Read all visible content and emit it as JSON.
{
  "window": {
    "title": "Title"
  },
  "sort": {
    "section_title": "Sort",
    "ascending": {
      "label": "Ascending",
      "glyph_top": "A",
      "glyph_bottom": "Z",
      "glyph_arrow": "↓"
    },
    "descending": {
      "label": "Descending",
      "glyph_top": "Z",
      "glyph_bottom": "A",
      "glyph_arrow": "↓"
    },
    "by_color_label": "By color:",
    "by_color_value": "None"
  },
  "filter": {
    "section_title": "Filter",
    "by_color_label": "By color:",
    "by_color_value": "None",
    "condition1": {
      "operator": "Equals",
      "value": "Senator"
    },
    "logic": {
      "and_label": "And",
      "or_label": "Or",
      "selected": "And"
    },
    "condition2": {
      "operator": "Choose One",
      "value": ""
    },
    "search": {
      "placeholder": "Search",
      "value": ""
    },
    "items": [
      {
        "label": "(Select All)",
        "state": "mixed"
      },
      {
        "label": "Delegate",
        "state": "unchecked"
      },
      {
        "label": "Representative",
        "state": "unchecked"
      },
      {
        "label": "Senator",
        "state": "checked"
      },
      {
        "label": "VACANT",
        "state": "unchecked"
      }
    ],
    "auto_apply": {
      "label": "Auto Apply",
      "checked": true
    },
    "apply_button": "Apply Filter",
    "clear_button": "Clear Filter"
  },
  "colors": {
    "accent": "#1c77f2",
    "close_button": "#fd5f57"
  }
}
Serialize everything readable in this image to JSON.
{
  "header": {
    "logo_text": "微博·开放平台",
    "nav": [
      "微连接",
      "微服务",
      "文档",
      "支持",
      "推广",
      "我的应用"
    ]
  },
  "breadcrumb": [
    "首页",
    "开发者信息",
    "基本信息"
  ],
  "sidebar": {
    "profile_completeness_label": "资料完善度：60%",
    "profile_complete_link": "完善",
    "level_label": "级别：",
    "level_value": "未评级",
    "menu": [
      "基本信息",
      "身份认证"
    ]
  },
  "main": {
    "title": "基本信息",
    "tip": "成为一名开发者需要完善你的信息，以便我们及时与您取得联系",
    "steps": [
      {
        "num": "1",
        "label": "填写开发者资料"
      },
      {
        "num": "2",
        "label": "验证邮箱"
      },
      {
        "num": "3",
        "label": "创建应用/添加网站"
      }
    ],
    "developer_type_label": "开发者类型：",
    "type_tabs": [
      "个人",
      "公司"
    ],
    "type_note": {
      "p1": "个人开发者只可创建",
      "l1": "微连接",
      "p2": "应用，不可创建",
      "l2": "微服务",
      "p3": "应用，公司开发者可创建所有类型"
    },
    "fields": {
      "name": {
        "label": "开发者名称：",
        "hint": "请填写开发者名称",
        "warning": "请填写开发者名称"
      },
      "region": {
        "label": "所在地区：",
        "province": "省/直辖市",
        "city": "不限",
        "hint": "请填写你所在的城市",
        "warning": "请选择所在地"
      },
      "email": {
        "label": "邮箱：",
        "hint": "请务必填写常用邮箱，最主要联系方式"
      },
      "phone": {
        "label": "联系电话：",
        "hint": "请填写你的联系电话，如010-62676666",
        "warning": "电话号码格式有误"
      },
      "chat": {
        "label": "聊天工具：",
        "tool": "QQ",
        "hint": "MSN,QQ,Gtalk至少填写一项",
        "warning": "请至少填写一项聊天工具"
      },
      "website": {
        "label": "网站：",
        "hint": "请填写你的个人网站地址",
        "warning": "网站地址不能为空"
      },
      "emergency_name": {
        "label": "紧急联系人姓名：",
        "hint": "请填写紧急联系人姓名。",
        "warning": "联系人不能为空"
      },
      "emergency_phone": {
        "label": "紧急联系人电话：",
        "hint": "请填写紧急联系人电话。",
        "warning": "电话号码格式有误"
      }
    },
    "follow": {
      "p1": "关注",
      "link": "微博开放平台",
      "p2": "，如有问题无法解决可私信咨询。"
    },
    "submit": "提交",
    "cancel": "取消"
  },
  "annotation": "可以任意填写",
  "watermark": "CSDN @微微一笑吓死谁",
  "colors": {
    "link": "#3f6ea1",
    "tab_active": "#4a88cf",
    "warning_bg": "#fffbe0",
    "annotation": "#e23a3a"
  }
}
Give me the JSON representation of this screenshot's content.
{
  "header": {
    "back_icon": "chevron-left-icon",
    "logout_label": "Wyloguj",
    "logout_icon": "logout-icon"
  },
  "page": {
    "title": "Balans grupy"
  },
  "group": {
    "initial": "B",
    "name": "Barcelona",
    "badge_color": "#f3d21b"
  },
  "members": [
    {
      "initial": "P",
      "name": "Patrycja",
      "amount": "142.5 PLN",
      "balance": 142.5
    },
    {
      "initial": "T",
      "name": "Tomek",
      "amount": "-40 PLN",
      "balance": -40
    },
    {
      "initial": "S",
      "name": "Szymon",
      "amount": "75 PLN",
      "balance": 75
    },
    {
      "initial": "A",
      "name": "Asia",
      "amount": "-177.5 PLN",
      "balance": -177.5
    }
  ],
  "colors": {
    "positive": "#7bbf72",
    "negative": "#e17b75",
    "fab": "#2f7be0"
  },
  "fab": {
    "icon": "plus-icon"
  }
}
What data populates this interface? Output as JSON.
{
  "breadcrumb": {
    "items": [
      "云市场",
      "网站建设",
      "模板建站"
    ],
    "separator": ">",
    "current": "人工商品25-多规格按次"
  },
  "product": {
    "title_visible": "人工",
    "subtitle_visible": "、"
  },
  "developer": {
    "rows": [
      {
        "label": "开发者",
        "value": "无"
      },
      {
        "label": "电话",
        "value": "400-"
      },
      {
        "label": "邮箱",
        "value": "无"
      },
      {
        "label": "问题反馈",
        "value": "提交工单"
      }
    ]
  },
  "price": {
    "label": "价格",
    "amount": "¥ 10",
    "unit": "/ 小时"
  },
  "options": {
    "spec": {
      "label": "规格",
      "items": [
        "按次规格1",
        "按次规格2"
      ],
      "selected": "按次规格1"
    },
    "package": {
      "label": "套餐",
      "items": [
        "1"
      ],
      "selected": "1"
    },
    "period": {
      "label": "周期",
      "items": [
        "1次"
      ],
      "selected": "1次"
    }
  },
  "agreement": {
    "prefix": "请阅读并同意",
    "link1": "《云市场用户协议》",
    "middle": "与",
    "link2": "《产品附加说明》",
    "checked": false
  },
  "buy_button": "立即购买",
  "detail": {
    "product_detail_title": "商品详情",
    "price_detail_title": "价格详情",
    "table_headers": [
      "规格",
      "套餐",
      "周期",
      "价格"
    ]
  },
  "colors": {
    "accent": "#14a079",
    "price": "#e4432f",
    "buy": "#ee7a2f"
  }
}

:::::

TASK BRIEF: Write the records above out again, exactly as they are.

ANSWER:
Read all visible content and emit it as JSON.
{
  "window": {
    "title": "Title"
  },
  "sort": {
    "section_title": "Sort",
    "ascending": {
      "label": "Ascending",
      "glyph_top": "A",
      "glyph_bottom": "Z",
      "glyph_arrow": "↓"
    },
    "descending": {
      "label": "Descending",
      "glyph_top": "Z",
      "glyph_bottom": "A",
      "glyph_arrow": "↓"
    },
    "by_color_label": "By color:",
    "by_color_value": "None"
  },
  "filter": {
    "section_title": "Filter",
    "by_color_label": "By color:",
    "by_color_value": "None",
    "condition1": {
      "operator": "Equals",
      "value": "Senator"
    },
    "logic": {
      "and_label": "And",
      "or_label": "Or",
      "selected": "And"
    },
    "condition2": {
      "operator": "Choose One",
      "value": ""
    },
    "search": {
      "placeholder": "Search",
      "value": ""
    },
    "items": [
      {
        "label": "(Select All)",
        "state": "mixed"
      },
      {
        "label": "Delegate",
        "state": "unchecked"
      },
      {
        "label": "Representative",
        "state": "unchecked"
      },
      {
        "label": "Senator",
        "state": "checked"
      },
      {
        "label": "VACANT",
        "state": "unchecked"
      }
    ],
    "auto_apply": {
      "label": "Auto Apply",
      "checked": true
    },
    "apply_button": "Apply Filter",
    "clear_button": "Clear Filter"
  },
  "colors": {
    "accent": "#1c77f2",
    "close_button": "#fd5f57"
  }
}
Serialize everything readable in this image to JSON.
{
  "header": {
    "logo_text": "微博·开放平台",
    "nav": [
      "微连接",
      "微服务",
      "文档",
      "支持",
      "推广",
      "我的应用"
    ]
  },
  "breadcrumb": [
    "首页",
    "开发者信息",
    "基本信息"
  ],
  "sidebar": {
    "profile_completeness_label": "资料完善度：60%",
    "profile_complete_link": "完善",
    "level_label": "级别：",
    "level_value": "未评级",
    "menu": [
      "基本信息",
      "身份认证"
    ]
  },
  "main": {
    "title": "基本信息",
    "tip": "成为一名开发者需要完善你的信息，以便我们及时与您取得联系",
    "steps": [
      {
        "num": "1",
        "label": "填写开发者资料"
      },
      {
        "num": "2",
        "label": "验证邮箱"
      },
      {
        "num": "3",
        "label": "创建应用/添加网站"
      }
    ],
    "developer_type_label": "开发者类型：",
    "type_tabs": [
      "个人",
      "公司"
    ],
    "type_note": {
      "p1": "个人开发者只可创建",
      "l1": "微连接",
      "p2": "应用，不可创建",
      "l2": "微服务",
      "p3": "应用，公司开发者可创建所有类型"
    },
    "fields": {
      "name": {
        "label": "开发者名称：",
        "hint": "请填写开发者名称",
        "warning": "请填写开发者名称"
      },
      "region": {
        "label": "所在地区：",
        "province": "省/直辖市",
        "city": "不限",
        "hint": "请填写你所在的城市",
        "warning": "请选择所在地"
      },
      "email": {
        "label": "邮箱：",
        "hint": "请务必填写常用邮箱，最主要联系方式"
      },
      "phone": {
        "label": "联系电话：",
        "hint": "请填写你的联系电话，如010-62676666",
        "warning": "电话号码格式有误"
      },
      "chat": {
        "label": "聊天工具：",
        "tool": "QQ",
        "hint": "MSN,QQ,Gtalk至少填写一项",
        "warning": "请至少填写一项聊天工具"
      },
      "website": {
        "label": "网站：",
        "hint": "请填写你的个人网站地址",
        "warning": "网站地址不能为空"
      },
      "emergency_name": {
        "label": "紧急联系人姓名：",
        "hint": "请填写紧急联系人姓名。",
        "warning": "联系人不能为空"
      },
      "emergency_phone": {
        "label": "紧急联系人电话：",
        "hint": "请填写紧急联系人电话。",
        "warning": "电话号码格式有误"
      }
    },
    "follow": {
      "p1": "关注",
      "link": "微博开放平台",
      "p2": "，如有问题无法解决可私信咨询。"
    },
    "submit": "提交",
    "cancel": "取消"
  },
  "annotation": "可以任意填写",
  "watermark": "CSDN @微微一笑吓死谁",
  "colors": {
    "link": "#3f6ea1",
    "tab_active": "#4a88cf",
    "warning_bg": "#fffbe0",
    "annotation": "#e23a3a"
  }
}
Give me the JSON representation of this screenshot's content.
{
  "header": {
    "back_icon": "chevron-left-icon",
    "logout_label": "Wyloguj",
    "logout_icon": "logout-icon"
  },
  "page": {
    "title": "Balans grupy"
  },
  "group": {
    "initial": "B",
    "name": "Barcelona",
    "badge_color": "#f3d21b"
  },
  "members": [
    {
      "initial": "P",
      "name": "Patrycja",
      "amount": "142.5 PLN",
      "balance": 142.5
    },
    {
      "initial": "T",
      "name": "Tomek",
      "amount": "-40 PLN",
      "balance": -40
    },
    {
      "initial": "S",
      "name": "Szymon",
      "amount": "75 PLN",
      "balance": 75
    },
    {
      "initial": "A",
      "name": "Asia",
      "amount": "-177.5 PLN",
      "balance": -177.5
    }
  ],
  "colors": {
    "positive": "#7bbf72",
    "negative": "#e17b75",
    "fab": "#2f7be0"
  },
  "fab": {
    "icon": "plus-icon"
  }
}
What data populates this interface? Output as JSON.
{
  "breadcrumb": {
    "items": [
      "云市场",
      "网站建设",
      "模板建站"
    ],
    "separator": ">",
    "current": "人工商品25-多规格按次"
  },
  "product": {
    "title_visible": "人工",
    "subtitle_visible": "、"
  },
  "developer": {
    "rows": [
      {
        "label": "开发者",
        "value": "无"
      },
      {
        "label": "电话",
        "value": "400-"
      },
      {
        "label": "邮箱",
        "value": "无"
      },
      {
        "label": "问题反馈",
        "value": "提交工单"
      }
    ]
  },
  "price": {
    "label": "价格",
    "amount": "¥ 10",
    "unit": "/ 小时"
  },
  "options": {
    "spec": {
      "label": "规格",
      "items": [
        "按次规格1",
        "按次规格2"
      ],
      "selected": "按次规格1"
    },
    "package": {
      "label": "套餐",
      "items": [
        "1"
      ],
      "selected": "1"
    },
    "period": {
      "label": "周期",
      "items": [
        "1次"
      ],
      "selected": "1次"
    }
  },
  "agreement": {
    "prefix": "请阅读并同意",
    "link1": "《云市场用户协议》",
    "middle": "与",
    "link2": "《产品附加说明》",
    "checked": false
  },
  "buy_button": "立即购买",
  "detail": {
    "product_detail_title": "商品详情",
    "price_detail_title": "价格详情",
    "table_headers": [
      "规格",
      "套餐",
      "周期",
      "价格"
    ]
  },
  "colors": {
    "accent": "#14a079",
    "price": "#e4432f",
    "buy": "#ee7a2f"
  }
}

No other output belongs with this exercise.